Whether you plan on looking for a job, applying for graduate school, or seeking funding, you need to build a competitive resume while in school.
Strategic resume building as a college or grad student includes focusing on one or two activities and demonstrating an ongoing commitment through increased involvement over time. Perhaps you start out as a participant your freshman year, and graduate as the club’s treasurer. Or you offer to help with event planning and fundraising. Maybe you even team up with students from other schools, and expand your organization to include other campuses.
I want to highlight two national organizations available at some of the nation’s leading universities, emphasizing the advantages of joining these or starting your own.
Sustained Dialogue Campus Network (SDCN)
SDCN’s mission is to develop everyday leaders who engage differences as strengths to improve campuses, workplaces, and communities.
WHAT IT IS
Sustained Dialogue is about conflict resolution through effective communication. Too often that which is foreign to us is interpreted as a threat. We see this in the context of international crises all the time. But students know this also happens on campus. People elect to self-segregate in the dining hall, in the classroom, or in dorms. Perceived differences sometimes manifest themselves as rivalries, or, worse, enmity. Sustain Dialogue is a tool to mitigate conflict by altering our perception of those we deem foreign, different, "other." The premise is to keep talking, because it is through conversation the unknown becomes familiar.
Sustained Dialogue Campus Network is the invention of Dr. Harold Saunders, a conflict resolution expert with over 40 years of experience. In the 1980s Dr. Saunders served as the Deputy Assistant Secretary of State to Henry Kissinger, helping mediate the Arab-Israeli peace agreements. In 1992 Dr. Saunders implemented the 5-Stage Process of Sustained Dialogue in Tajikistan, after the dissolution of the Soviet Union prompted a civil war.
In 1999 Princeton students began drawing on Sustained Dialogue to navigate issues associated with race relations on campus.
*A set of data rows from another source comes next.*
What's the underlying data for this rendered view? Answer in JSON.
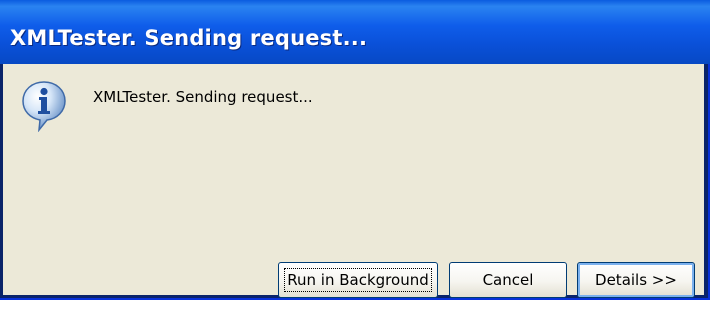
{
  "window": {
    "title": "XMLTester. Sending request..."
  },
  "dialog": {
    "icon": "information-icon",
    "message": "XMLTester. Sending request..."
  },
  "buttons": {
    "run_in_background": "Run in Background",
    "cancel": "Cancel",
    "details": "Details >>"
  },
  "colors": {
    "titlebar": "#0a50d8",
    "client_background": "#ece9d8",
    "button_border": "#003c74"
  }
}
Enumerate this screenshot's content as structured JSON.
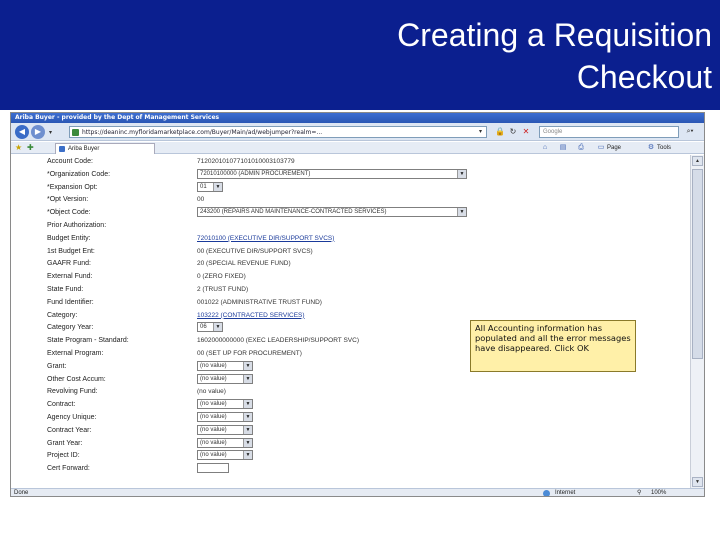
{
  "slide": {
    "title_line1": "Creating a Requisition",
    "title_line2": "Checkout"
  },
  "browser": {
    "window_title": "Ariba Buyer - provided by the Dept of Management Services",
    "address": "https://deaninc.myfloridamarketplace.com/Buyer/Main/ad/webjumper?realm=...",
    "search_placeholder": "Google",
    "tab_label": "Ariba Buyer",
    "commands": {
      "page": "Page",
      "tools": "Tools"
    },
    "status": {
      "left": "Done",
      "zone": "Internet",
      "zoom": "100%"
    }
  },
  "form": {
    "rows": [
      {
        "label": "Account Code:",
        "value": "712020101077101010003103779",
        "type": "text"
      },
      {
        "label": "*Organization Code:",
        "value": "72010100000 (ADMIN PROCUREMENT)",
        "type": "select"
      },
      {
        "label": "*Expansion Opt:",
        "value": "01",
        "type": "select"
      },
      {
        "label": "*Opt Version:",
        "value": "00",
        "type": "text"
      },
      {
        "label": "*Object Code:",
        "value": "243200 (REPAIRS AND MAINTENANCE-CONTRACTED SERVICES)",
        "type": "select"
      },
      {
        "label": "Prior Authorization:",
        "value": "",
        "type": "text"
      },
      {
        "label": "Budget Entity:",
        "value": "72010100 (EXECUTIVE DIR/SUPPORT SVCS)",
        "type": "link"
      },
      {
        "label": "1st Budget Ent:",
        "value": "00 (EXECUTIVE DIR/SUPPORT SVCS)",
        "type": "text"
      },
      {
        "label": "GAAFR Fund:",
        "value": "20 (SPECIAL REVENUE FUND)",
        "type": "text"
      },
      {
        "label": "External Fund:",
        "value": "0 (ZERO FIXED)",
        "type": "text"
      },
      {
        "label": "State Fund:",
        "value": "2 (TRUST FUND)",
        "type": "text"
      },
      {
        "label": "Fund Identifier:",
        "value": "001022 (ADMINISTRATIVE TRUST FUND)",
        "type": "text"
      },
      {
        "label": "Category:",
        "value": "103222 (CONTRACTED SERVICES)",
        "type": "link"
      },
      {
        "label": "Category Year:",
        "value": "06",
        "type": "select"
      },
      {
        "label": "State Program - Standard:",
        "value": "1602000000000 (EXEC LEADERSHIP/SUPPORT SVC)",
        "type": "text"
      },
      {
        "label": "External Program:",
        "value": "00 (SET UP FOR PROCUREMENT)",
        "type": "text"
      },
      {
        "label": "Grant:",
        "value": "(no value)",
        "type": "select"
      },
      {
        "label": "Other Cost Accum:",
        "value": "(no value)",
        "type": "select"
      },
      {
        "label": "Revolving Fund:",
        "value": "(no value)",
        "type": "text"
      },
      {
        "label": "Contract:",
        "value": "(no value)",
        "type": "select"
      },
      {
        "label": "Agency Unique:",
        "value": "(no value)",
        "type": "select"
      },
      {
        "label": "Contract Year:",
        "value": "(no value)",
        "type": "select"
      },
      {
        "label": "Grant Year:",
        "value": "(no value)",
        "type": "select"
      },
      {
        "label": "Project ID:",
        "value": "(no value)",
        "type": "select"
      },
      {
        "label": "Cert Forward:",
        "value": "",
        "type": "input"
      }
    ]
  },
  "callout": {
    "text": "All Accounting information has populated and all the error messages have disappeared. Click OK"
  },
  "colors": {
    "slide_header": "#0b1f8f",
    "callout_bg": "#fff0a8"
  }
}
In 2002 Dr. Saunders founded the International Institute for Sustained Dialogue (IISD), and the program spread to the University of Virginia and Dickinson College. SDCN is now a high priority for the IISD, teaching future leaders how to resolve conflict and establish relationships through continued dialogue.
Lets say you hear about this SD thing on campus and decide to check it out. An organizer tallies up participants and breaks them into small groups of 5-8, with 1-2 moderators. This is your core group, which will meet on an ongoing basis for the remainder of the year. The moderator is there to provoke discussion, as well as facilitate communication when group members are nervous, angry, or unsure of what to say. The participants are deliberately matched so as to challenge each other. Groups are meant to self-direct the topics of conversation, with an emphasis on identifying and addressing problems on campus related to racism, sexism, homophobia, or other forms of conflict.
Meetings can get tense - crying, angry words, or silence - but the point is to keep talking through the uncomfortable moments.
WHY IT'S WORTH LOOKING INTO
I was a member of Notre Dame’s Sustained Dialogue chapter during my undergraduate years, starting as a participant and then working my way up into a leadership position. In 2007 I attended the annual training at Princeton University, where I met the organization’s founders and heard more about SDCN’s vision for the future. This includes expanding SDCN chapters to more college campuses, changing the way future leaders understand and approach conflict.
My SDCN training stayed with me long after Notre Dame. The emphasis on conflict resolution prepared me for navigating difficult conversations with family members, ornery professors, and demanding clients. Trust me - when SDCN is on your resume, someone will ask you about it during an interview.
Prospective graduate schools and employers are usually intrigued by the concept and impressed with SDCN’s ability to prepare people to be leaders who leverage diversity to improve our communities and workplaces.
- See if SDCN has a program on your campus and become a member
- Initiate a chapter on your campus
- Apply for a job, internship, or volunteer position with SDCN
Check out Part II, detailing how two former SDers from Princeton started their own national organization, Students For Education Reform.